_Entries provided:_
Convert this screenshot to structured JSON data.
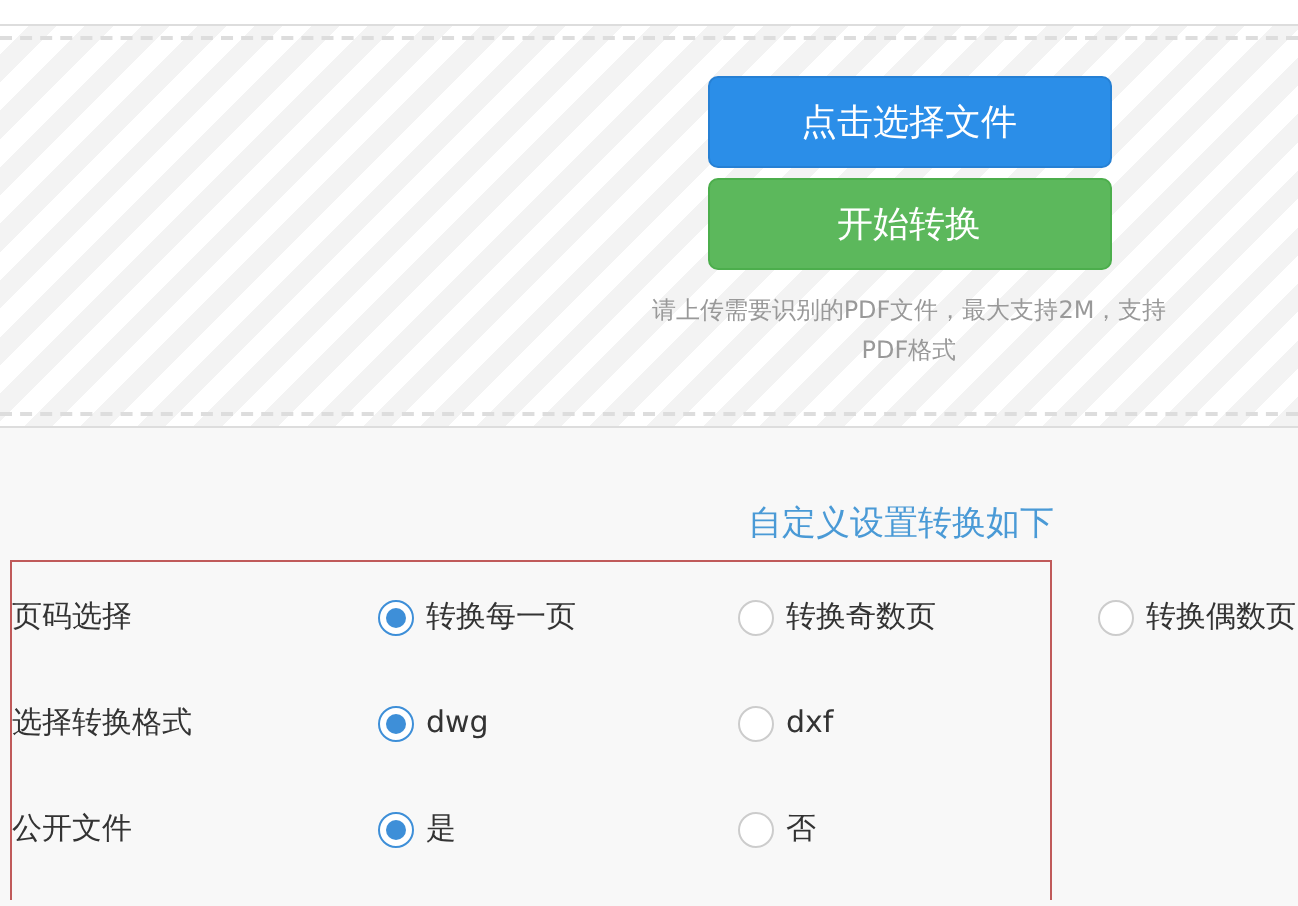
{
  "upload": {
    "buttons": [
      {
        "label": "点击选择文件",
        "kind": "primary"
      },
      {
        "label": "开始转换",
        "kind": "success"
      }
    ],
    "hint": "请上传需要识别的PDF文件，最大支持2M，支持PDF格式"
  },
  "settings": {
    "title": "自定义设置转换如下",
    "rows": [
      {
        "label": "页码选择",
        "options": [
          {
            "label": "转换每一页",
            "selected": true
          },
          {
            "label": "转换奇数页",
            "selected": false
          },
          {
            "label": "转换偶数页",
            "selected": false
          }
        ]
      },
      {
        "label": "选择转换格式",
        "options": [
          {
            "label": "dwg",
            "selected": true
          },
          {
            "label": "dxf",
            "selected": false
          }
        ]
      },
      {
        "label": "公开文件",
        "options": [
          {
            "label": "是",
            "selected": true
          },
          {
            "label": "否",
            "selected": false
          }
        ]
      }
    ]
  }
}
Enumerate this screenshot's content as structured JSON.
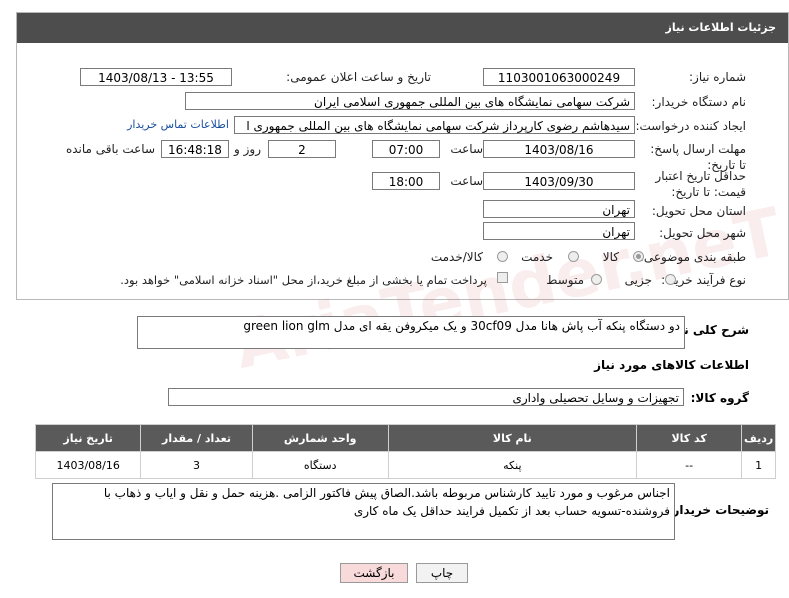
{
  "header": {
    "title": "جزئیات اطلاعات نیاز"
  },
  "form": {
    "need_number_label": "شماره نیاز:",
    "need_number": "1103001063000249",
    "announce_label": "تاریخ و ساعت اعلان عمومی:",
    "announce_value": "1403/08/13 - 13:55",
    "buyer_label": "نام دستگاه خریدار:",
    "buyer_value": "شرکت سهامی نمایشگاه های بین المللی جمهوری اسلامی ایران",
    "creator_label": "ایجاد کننده درخواست:",
    "creator_value": "سیدهاشم رضوی کارپرداز شرکت سهامی نمایشگاه های بین المللی جمهوری ا",
    "contact_link": "اطلاعات تماس خریدار",
    "deadline_label": "مهلت ارسال پاسخ: تا تاریخ:",
    "deadline_date": "1403/08/16",
    "time_label": "ساعت",
    "deadline_time": "07:00",
    "days_value": "2",
    "days_label": "روز و",
    "remaining_time": "16:48:18",
    "remaining_label": "ساعت باقی مانده",
    "validity_label": "حداقل تاریخ اعتبار قیمت: تا تاریخ:",
    "validity_date": "1403/09/30",
    "validity_time": "18:00",
    "province_label": "استان محل تحویل:",
    "province_value": "تهران",
    "city_label": "شهر محل تحویل:",
    "city_value": "تهران",
    "category_label": "طبقه بندی موضوعی:",
    "category_options": [
      "کالا",
      "خدمت",
      "کالا/خدمت"
    ],
    "category_selected": "کالا",
    "process_label": "نوع فرآیند خرید :",
    "process_options": [
      "جزیی",
      "متوسط"
    ],
    "payment_note": "پرداخت تمام یا بخشی از مبلغ خرید،از محل \"اسناد خزانه اسلامی\" خواهد بود."
  },
  "description": {
    "label": "شرح کلی نیاز:",
    "value": "دو دستگاه پنکه آب پاش هانا مدل 30cf09 و یک میکروفن یقه ای مدل green lion glm"
  },
  "goods_section": {
    "title": "اطلاعات کالاهای مورد نیاز",
    "group_label": "گروه کالا:",
    "group_value": "تجهیزات و وسایل تحصیلی واداری"
  },
  "table": {
    "headers": [
      "ردیف",
      "کد کالا",
      "نام کالا",
      "واحد شمارش",
      "تعداد / مقدار",
      "تاریخ نیاز"
    ],
    "rows": [
      [
        "1",
        "--",
        "پنکه",
        "دستگاه",
        "3",
        "1403/08/16"
      ]
    ]
  },
  "buyer_notes": {
    "label": "توضیحات خریدار:",
    "value": "اجناس مرغوب و مورد تایید کارشناس  مربوطه باشد.الصاق پیش فاکتور الزامی .هزینه حمل و نقل و ایاب و ذهاب با فروشنده-تسویه حساب بعد از تکمیل فرایند حداقل یک ماه کاری"
  },
  "buttons": {
    "print": "چاپ",
    "back": "بازگشت"
  },
  "watermark": "AriaTender.neT",
  "colors": {
    "titlebar": "#4d4d4d",
    "link": "#1a4fa0",
    "back_button": "#f8dada"
  }
}
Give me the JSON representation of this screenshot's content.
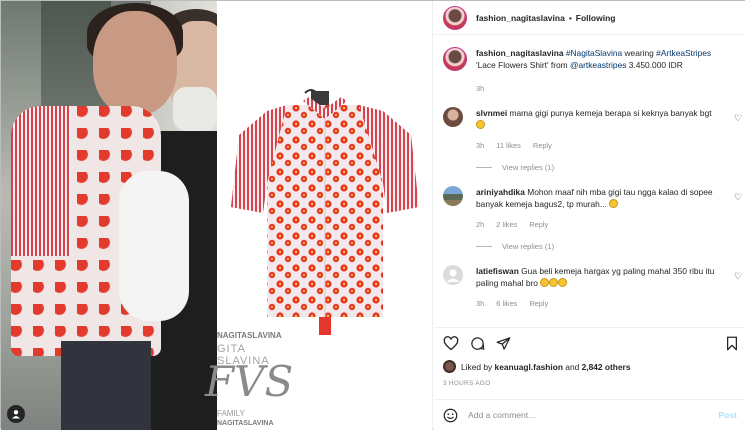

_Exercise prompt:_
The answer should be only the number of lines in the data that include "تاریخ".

_Solution for this exercise:_
4